  • Christianity and Classical Art;
  • Christianity and making of “Middle Ages”;
  • early Christian art redefined;
  • fading of the dark ages;
  • Philosopher-Christ, Emperor-Christ – portraying Christ as philosopher and teacher;
  • two groups of early Christian sarcophagi - episodes from Passion narratives and institution of the Church;
  • “truly religious” Christian groups of sculpture;
  • Crucifixion - third-century wall graffito from Palatine Hill, Rome;
  • late Roman artists utilizing pictorial language of Roman art - creativity found in earliest Christian art

Summary

This chapter contains sections titled:

  • Christianity and the Making of the “Middle Ages”

  • Early Christian Art Redefined

  • Fading of the Dark Ages

  • Philosopher-Christ, Emperor-Christ

  • Toward a “Truly Religious” Christian Art

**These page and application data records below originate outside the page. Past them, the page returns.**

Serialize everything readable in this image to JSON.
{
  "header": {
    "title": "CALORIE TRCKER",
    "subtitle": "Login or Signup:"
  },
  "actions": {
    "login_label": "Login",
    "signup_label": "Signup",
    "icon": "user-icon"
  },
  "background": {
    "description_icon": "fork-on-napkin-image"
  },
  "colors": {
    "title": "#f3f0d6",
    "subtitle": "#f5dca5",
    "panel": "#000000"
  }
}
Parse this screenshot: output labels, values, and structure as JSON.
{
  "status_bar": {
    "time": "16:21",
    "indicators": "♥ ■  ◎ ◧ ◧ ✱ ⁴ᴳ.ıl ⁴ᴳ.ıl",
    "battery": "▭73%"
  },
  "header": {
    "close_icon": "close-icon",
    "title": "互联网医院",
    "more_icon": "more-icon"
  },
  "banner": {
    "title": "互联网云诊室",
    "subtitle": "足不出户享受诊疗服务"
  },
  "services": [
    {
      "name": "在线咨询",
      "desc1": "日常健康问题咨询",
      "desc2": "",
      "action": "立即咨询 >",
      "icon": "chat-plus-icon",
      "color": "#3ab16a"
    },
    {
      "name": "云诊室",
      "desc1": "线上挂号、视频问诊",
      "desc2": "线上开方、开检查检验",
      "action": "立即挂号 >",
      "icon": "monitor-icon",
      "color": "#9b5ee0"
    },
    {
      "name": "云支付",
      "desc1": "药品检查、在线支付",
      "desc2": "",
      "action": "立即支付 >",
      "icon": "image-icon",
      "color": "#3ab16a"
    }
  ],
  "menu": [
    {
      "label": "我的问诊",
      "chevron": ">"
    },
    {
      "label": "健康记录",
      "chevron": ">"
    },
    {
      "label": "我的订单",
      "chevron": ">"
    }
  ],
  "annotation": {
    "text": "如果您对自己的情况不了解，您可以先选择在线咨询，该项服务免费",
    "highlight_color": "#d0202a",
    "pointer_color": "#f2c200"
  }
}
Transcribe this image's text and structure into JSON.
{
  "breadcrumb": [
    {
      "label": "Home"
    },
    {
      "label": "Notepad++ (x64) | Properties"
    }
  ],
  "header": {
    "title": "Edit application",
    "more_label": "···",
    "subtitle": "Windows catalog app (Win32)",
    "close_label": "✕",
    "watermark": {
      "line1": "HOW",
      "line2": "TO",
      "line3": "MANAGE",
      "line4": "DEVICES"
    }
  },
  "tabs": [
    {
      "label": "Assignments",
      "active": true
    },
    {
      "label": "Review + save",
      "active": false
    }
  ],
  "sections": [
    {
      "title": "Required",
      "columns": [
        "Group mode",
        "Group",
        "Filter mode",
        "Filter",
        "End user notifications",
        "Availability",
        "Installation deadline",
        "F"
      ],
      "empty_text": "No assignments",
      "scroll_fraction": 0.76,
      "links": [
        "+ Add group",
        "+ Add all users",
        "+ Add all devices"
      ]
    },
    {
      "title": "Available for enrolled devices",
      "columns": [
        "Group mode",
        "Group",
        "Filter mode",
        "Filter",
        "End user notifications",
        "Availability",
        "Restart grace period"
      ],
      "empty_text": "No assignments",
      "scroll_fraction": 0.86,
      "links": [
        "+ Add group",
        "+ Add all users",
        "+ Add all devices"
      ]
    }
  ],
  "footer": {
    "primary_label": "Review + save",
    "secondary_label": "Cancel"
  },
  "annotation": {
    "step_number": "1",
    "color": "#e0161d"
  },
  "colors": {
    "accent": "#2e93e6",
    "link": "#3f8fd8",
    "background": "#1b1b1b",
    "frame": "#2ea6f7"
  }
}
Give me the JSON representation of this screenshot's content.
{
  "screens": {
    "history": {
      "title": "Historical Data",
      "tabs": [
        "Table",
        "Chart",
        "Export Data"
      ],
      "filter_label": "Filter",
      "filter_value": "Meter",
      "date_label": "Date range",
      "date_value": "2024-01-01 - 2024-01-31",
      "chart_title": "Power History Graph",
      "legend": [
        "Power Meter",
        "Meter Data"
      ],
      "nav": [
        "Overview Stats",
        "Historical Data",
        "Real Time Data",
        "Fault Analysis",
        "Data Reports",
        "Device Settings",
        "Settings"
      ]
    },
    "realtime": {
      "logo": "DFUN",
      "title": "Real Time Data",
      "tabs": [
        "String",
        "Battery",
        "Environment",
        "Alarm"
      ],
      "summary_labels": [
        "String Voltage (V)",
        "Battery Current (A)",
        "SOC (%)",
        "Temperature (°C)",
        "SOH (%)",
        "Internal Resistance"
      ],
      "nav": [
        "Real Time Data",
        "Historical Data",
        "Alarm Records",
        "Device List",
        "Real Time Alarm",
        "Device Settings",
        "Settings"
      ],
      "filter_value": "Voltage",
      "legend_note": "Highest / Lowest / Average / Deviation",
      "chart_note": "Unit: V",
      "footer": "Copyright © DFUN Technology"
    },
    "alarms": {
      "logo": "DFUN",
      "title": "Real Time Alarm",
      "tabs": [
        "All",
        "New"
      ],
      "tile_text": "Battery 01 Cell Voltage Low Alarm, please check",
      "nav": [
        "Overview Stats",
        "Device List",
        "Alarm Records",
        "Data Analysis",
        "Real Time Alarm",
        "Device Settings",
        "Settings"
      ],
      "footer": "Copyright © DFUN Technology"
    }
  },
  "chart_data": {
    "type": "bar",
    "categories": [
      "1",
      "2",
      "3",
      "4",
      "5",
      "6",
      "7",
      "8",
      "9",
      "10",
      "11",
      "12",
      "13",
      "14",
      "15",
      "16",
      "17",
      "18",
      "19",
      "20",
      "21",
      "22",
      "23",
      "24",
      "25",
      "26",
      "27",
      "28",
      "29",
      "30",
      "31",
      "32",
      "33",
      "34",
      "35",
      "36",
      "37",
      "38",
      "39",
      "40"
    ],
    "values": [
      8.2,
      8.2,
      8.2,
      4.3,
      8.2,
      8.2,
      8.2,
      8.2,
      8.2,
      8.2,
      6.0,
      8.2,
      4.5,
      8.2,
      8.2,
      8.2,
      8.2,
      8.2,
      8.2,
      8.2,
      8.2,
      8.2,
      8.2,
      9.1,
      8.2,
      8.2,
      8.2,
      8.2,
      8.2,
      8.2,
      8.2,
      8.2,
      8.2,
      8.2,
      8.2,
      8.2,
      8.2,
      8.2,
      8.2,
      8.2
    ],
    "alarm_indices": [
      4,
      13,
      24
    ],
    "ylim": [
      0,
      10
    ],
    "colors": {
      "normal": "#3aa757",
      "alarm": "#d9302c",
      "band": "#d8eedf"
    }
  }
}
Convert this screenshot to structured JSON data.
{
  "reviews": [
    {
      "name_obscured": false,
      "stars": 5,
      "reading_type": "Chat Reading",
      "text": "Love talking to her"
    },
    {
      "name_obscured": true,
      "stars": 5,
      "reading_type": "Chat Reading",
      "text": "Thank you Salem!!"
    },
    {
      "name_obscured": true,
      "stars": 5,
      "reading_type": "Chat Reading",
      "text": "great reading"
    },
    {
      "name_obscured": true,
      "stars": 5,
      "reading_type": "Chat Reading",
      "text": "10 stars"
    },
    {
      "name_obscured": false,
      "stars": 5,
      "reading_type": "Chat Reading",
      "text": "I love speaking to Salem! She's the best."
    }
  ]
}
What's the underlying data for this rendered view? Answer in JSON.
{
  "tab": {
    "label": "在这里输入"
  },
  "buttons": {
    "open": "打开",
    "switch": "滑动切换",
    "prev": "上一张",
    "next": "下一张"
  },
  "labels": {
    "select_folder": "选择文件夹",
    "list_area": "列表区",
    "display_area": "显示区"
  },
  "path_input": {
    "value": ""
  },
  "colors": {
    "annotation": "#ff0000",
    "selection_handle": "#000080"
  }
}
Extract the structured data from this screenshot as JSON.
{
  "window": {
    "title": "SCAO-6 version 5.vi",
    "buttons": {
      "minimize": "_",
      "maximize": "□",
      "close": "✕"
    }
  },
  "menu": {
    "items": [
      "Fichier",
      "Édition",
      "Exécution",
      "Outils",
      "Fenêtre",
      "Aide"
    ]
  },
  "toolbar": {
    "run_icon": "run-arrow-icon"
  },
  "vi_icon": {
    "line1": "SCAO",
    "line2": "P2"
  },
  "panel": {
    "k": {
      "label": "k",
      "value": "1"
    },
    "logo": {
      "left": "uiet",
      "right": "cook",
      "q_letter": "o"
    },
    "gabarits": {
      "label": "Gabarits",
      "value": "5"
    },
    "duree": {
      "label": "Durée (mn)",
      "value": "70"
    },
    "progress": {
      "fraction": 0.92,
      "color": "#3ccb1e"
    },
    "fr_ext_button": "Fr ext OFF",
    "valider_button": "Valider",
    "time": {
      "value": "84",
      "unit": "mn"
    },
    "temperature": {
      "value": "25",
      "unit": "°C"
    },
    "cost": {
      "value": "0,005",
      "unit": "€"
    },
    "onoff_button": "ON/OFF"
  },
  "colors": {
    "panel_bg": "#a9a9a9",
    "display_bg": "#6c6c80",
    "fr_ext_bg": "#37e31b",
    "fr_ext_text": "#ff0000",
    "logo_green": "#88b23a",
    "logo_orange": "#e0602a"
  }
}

  • The Case of the Crucifixion

  • Conclusion

  • Bibliographical Note